The 2020-2021 winter season is now in the books and for many of us who have been through several Wisconsin winters, this one seemed to be a fairly easy one to get through.
We we’re off to a mild start to the winter season with average temperatures in December over six degrees above average. Snowfall was lacking as we picked up just over eight inches of snow for the month.
The mild trended lasted into January with out average temperature for the month once again over six degrees above average. Our snow deficit continues as Green Bay only saw 5.5 inches of snow for the month.
After a mild start to February, we felt over a two week stretch with highs that we’re well below average. Even with a warm up the last few days of the month, it wasn’t enough to overcome that deficit as our average temperature ended up almost six degrees below average. We did see some more wintry weather as our monthly snowfall ended up 1.9″ above average.
As a whole, the winter season saw temperatures 4.4 degrees above average with snowfall well below average by 10.4″.

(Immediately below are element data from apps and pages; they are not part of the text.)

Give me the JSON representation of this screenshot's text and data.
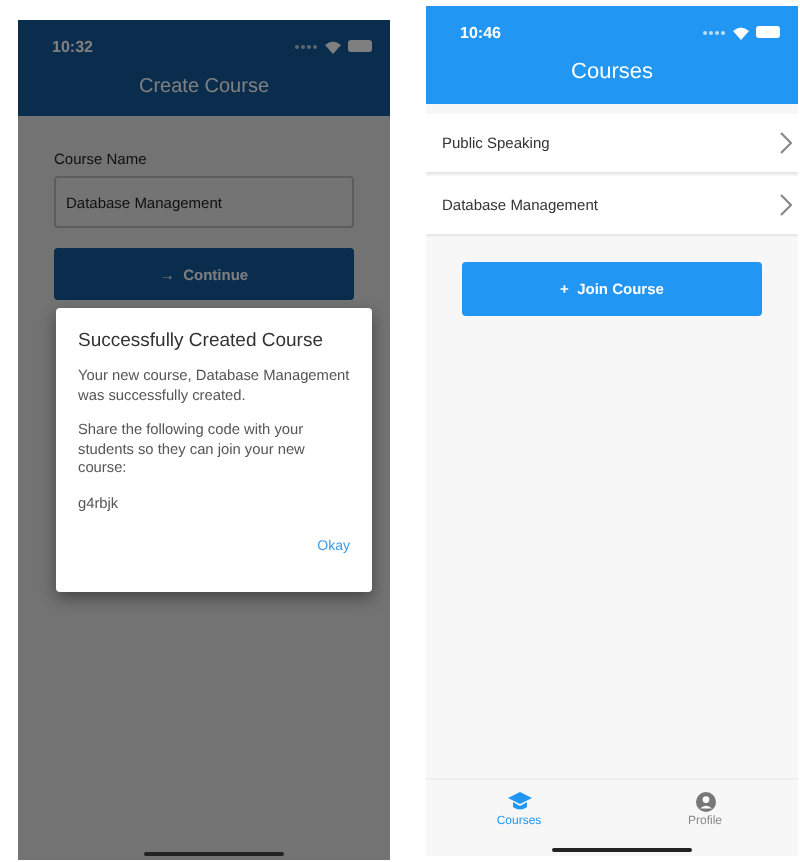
{
  "screens": [
    {
      "kind": "create",
      "status_bar": {
        "time": "10:32"
      },
      "title": "Create Course",
      "form": {
        "label": "Course Name",
        "value": "Database Management"
      },
      "button": {
        "icon": "→",
        "label": "Continue"
      },
      "dialog": {
        "title": "Successfully Created Course",
        "paragraphs": [
          "Your new course, Database Management was successfully created.",
          "Share the following code with your students so they can join your new course:",
          "g4rbjk"
        ],
        "action": "Okay"
      }
    },
    {
      "kind": "courses",
      "status_bar": {
        "time": "10:46"
      },
      "title": "Courses",
      "courses": [
        "Public Speaking",
        "Database Management"
      ],
      "button": {
        "icon": "+",
        "label": "Join Course"
      },
      "tabs": [
        {
          "label": "Courses",
          "selected": true
        },
        {
          "label": "Profile",
          "selected": false
        }
      ]
    }
  ]
}
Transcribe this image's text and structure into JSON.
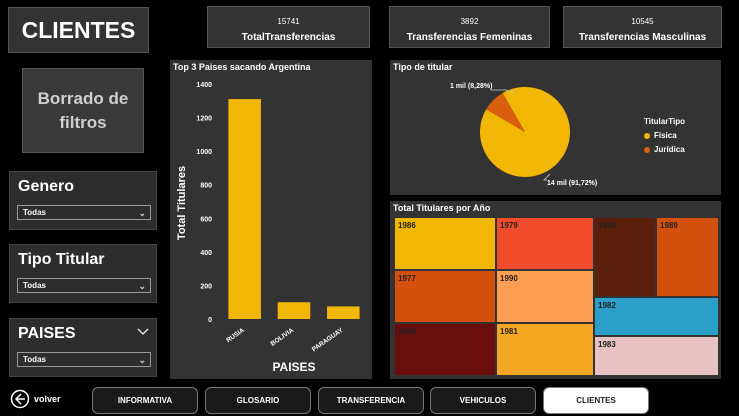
{
  "page_title": "CLIENTES",
  "kpis": [
    {
      "value": "15741",
      "label": "TotalTransferencias"
    },
    {
      "value": "3892",
      "label": "Transferencias Femeninas"
    },
    {
      "value": "10545",
      "label": "Transferencias Masculinas"
    }
  ],
  "clear_filters": {
    "line1": "Borrado de",
    "line2": "filtros"
  },
  "slicers": [
    {
      "label": "Genero",
      "value": "Todas"
    },
    {
      "label": "Tipo Titular",
      "value": "Todas"
    },
    {
      "label": "PAISES",
      "value": "Todas"
    }
  ],
  "colors": {
    "bar": "#f2b705",
    "fisica": "#f2b705",
    "juridica": "#d95f0e"
  },
  "bar_chart": {
    "title": "Top 3 Paises sacando Argentina",
    "chart_data": {
      "type": "bar",
      "title": "Top 3 Paises sacando Argentina",
      "categories": [
        "RUSIA",
        "BOLIVIA",
        "PARAGUAY"
      ],
      "values": [
        1310,
        100,
        75
      ],
      "xlabel": "PAISES",
      "ylabel": "Total Titulares",
      "ylim": [
        0,
        1400
      ],
      "yticks": [
        "0",
        "200",
        "400",
        "600",
        "800",
        "1000",
        "1200",
        "1400"
      ]
    }
  },
  "pie_chart": {
    "title": "Tipo de titular",
    "legend_title": "TitularTipo",
    "legend": [
      "Física",
      "Jurídica"
    ],
    "label_small": "1 mil (8,28%)",
    "label_large": "14 mil (91,72%)",
    "chart_data": {
      "type": "pie",
      "categories": [
        "Física",
        "Jurídica"
      ],
      "values": [
        91.72,
        8.28
      ]
    }
  },
  "treemap": {
    "title": "Total Titulares por Año",
    "cells": [
      {
        "label": "1986",
        "color": "#f2b705"
      },
      {
        "label": "1979",
        "color": "#f04c2c"
      },
      {
        "label": "1980",
        "color": "#5c1f0b"
      },
      {
        "label": "1989",
        "color": "#d3500f"
      },
      {
        "label": "1977",
        "color": "#d3500f"
      },
      {
        "label": "1990",
        "color": "#fb9d52"
      },
      {
        "label": "1982",
        "color": "#2aa0c8"
      },
      {
        "label": "1984",
        "color": "#6a0d0d"
      },
      {
        "label": "1981",
        "color": "#f5a623"
      },
      {
        "label": "1983",
        "color": "#e8c1c3"
      }
    ]
  },
  "back": {
    "label": "volver"
  },
  "nav": [
    "INFORMATIVA",
    "GLOSARIO",
    "TRANSFERENCIA",
    "VEHICULOS",
    "CLIENTES"
  ]
}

The warmest day of the season was on December 10th when the high soared to 51 degrees. The snowiest day was February 4th after 6.4″ of snow was recorded.
Across the state of Wisconsin temperatures were near or above average for the winter season for most of the state. Average temperatures were slightly below normal for southern counties.
When it comes to precipitation and snowfall, much like Green Bay, the state also had a rather dry season. All across the state conditions were drier compared to average. In terms of snowfall, most of Wisconsin also saw below average measurements. The one exception was across southern Wisconsin where snowfall totals exceeded seasonal normal values.
As we look ahead to the spring season the Climate Prediction Center is showing much of the United States could see temperatures that end up above average for March through May. Locations across the northwest could be slightly cooler than average.
When it comes to precipitation, the northwest as well as the Great Lakes regions have the potential to see above average amounts. Drier conditions may exist across the gulf coast and southwestern areas.